Work item:
Would you copy each line of the data below that has "while"?

Supplied records:

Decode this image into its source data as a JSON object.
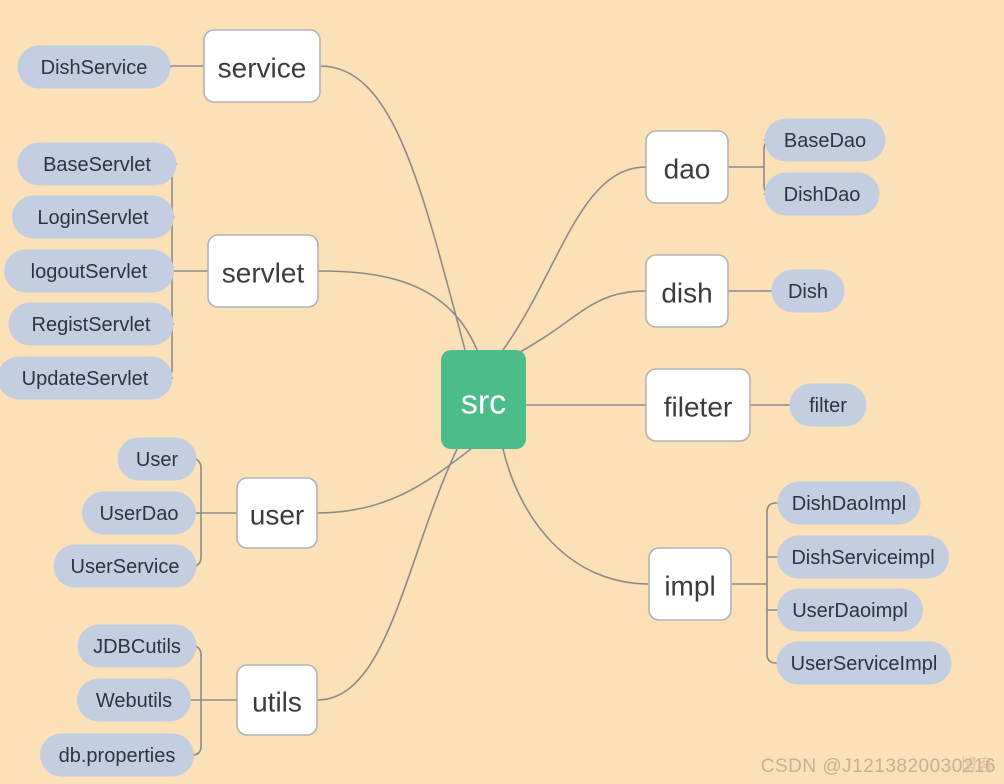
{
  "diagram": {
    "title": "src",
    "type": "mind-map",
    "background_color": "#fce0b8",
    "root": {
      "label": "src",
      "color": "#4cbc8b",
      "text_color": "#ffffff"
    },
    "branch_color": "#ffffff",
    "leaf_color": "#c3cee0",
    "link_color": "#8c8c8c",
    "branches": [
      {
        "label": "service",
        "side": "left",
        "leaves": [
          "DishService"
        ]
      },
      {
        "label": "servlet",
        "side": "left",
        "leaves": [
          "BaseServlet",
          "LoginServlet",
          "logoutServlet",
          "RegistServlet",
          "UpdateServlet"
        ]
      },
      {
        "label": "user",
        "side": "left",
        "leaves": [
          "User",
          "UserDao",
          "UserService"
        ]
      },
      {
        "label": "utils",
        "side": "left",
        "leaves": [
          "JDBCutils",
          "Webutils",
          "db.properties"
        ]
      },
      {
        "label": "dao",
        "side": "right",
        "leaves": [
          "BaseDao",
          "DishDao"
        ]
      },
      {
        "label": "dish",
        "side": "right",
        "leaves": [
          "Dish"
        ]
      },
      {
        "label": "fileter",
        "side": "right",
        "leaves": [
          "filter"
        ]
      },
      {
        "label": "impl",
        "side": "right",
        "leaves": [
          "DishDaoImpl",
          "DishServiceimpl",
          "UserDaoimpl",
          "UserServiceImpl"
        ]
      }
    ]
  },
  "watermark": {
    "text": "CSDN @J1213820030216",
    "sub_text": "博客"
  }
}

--

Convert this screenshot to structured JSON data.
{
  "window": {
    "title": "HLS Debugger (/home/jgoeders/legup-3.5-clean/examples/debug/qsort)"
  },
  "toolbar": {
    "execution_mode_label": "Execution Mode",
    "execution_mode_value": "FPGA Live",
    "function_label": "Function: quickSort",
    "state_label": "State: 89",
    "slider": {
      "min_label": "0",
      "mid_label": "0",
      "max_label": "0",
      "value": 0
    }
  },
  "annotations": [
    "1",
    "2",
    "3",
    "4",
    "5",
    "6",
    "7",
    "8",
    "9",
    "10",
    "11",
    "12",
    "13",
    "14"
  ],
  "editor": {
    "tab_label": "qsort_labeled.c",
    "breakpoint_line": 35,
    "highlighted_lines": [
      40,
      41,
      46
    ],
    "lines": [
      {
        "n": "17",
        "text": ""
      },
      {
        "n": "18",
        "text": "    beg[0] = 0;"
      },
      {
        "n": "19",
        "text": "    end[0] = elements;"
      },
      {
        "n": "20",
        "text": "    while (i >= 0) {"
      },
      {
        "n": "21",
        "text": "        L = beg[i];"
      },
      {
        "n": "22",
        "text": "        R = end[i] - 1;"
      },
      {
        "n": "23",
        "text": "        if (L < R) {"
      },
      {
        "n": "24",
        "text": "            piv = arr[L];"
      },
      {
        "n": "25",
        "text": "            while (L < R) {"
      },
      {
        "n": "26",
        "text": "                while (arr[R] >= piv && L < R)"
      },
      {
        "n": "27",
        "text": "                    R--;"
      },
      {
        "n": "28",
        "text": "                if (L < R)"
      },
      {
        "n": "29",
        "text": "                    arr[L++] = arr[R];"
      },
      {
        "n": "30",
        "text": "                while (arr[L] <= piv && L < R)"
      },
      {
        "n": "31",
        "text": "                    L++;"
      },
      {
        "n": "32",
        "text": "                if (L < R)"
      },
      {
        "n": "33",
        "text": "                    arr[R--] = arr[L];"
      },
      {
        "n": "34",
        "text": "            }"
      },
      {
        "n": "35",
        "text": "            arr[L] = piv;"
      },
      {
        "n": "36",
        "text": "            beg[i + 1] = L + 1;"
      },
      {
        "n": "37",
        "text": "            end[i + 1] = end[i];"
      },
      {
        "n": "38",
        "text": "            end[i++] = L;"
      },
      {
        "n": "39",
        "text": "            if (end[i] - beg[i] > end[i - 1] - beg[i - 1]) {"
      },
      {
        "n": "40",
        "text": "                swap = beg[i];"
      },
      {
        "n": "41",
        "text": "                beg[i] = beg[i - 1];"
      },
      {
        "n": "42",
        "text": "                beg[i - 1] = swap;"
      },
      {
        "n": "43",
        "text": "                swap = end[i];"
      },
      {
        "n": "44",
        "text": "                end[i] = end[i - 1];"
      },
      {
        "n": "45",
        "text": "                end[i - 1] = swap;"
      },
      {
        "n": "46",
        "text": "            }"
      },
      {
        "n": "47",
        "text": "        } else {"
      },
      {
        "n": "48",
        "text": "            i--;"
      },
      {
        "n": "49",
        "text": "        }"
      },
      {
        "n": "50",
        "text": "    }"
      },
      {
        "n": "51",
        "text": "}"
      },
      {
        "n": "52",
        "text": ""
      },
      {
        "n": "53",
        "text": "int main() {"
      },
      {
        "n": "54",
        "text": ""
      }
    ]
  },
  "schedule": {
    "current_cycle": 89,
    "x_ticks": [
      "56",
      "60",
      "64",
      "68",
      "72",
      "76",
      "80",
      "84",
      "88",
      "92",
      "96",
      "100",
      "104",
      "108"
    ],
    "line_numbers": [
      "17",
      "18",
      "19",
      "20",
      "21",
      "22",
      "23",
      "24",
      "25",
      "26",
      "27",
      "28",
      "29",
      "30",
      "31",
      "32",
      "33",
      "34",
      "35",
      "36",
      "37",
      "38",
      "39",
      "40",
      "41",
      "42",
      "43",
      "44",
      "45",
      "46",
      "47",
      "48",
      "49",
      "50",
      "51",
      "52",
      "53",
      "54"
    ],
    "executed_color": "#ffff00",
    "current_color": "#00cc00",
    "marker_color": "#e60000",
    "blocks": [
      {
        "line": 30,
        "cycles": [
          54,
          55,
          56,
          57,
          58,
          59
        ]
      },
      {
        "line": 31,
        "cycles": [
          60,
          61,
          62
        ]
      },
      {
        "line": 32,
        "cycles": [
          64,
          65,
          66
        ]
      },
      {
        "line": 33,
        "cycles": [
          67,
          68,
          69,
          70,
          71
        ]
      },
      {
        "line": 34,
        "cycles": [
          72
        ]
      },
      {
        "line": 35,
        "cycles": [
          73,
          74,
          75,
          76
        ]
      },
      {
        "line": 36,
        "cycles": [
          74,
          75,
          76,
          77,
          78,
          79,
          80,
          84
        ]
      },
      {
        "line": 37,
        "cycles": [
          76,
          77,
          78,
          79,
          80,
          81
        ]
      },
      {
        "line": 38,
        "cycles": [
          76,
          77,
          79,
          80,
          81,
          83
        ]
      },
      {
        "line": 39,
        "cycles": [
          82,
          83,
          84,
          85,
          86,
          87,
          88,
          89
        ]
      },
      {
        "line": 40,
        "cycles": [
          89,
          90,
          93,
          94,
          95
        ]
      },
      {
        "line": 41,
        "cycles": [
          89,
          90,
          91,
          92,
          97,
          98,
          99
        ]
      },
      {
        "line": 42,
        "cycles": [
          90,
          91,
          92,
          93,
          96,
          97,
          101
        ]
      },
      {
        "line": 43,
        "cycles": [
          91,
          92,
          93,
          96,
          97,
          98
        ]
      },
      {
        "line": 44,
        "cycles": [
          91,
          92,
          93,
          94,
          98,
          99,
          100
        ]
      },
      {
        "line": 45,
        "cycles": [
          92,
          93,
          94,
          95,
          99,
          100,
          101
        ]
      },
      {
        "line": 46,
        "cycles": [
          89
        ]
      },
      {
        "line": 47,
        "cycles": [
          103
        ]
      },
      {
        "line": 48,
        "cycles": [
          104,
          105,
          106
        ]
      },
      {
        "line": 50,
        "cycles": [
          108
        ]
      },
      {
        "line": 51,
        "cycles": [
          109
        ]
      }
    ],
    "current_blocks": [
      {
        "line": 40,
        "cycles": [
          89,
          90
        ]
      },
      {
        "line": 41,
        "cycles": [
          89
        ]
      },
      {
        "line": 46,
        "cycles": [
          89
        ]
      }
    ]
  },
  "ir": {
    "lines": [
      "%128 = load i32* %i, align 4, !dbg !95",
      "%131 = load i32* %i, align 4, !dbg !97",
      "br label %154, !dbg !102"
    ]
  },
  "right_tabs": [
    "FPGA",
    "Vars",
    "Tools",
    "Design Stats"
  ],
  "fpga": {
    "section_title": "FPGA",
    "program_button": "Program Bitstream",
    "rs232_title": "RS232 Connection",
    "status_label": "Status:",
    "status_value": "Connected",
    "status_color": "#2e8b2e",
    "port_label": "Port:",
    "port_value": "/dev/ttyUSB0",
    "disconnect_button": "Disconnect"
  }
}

Answer for the task:
        "text": "    while (i >= 0) {"
        "text": "            while (L < R) {"
        "text": "                while (arr[R] >= piv && L < R)"
        "text": "                while (arr[L] <= piv && L < R)"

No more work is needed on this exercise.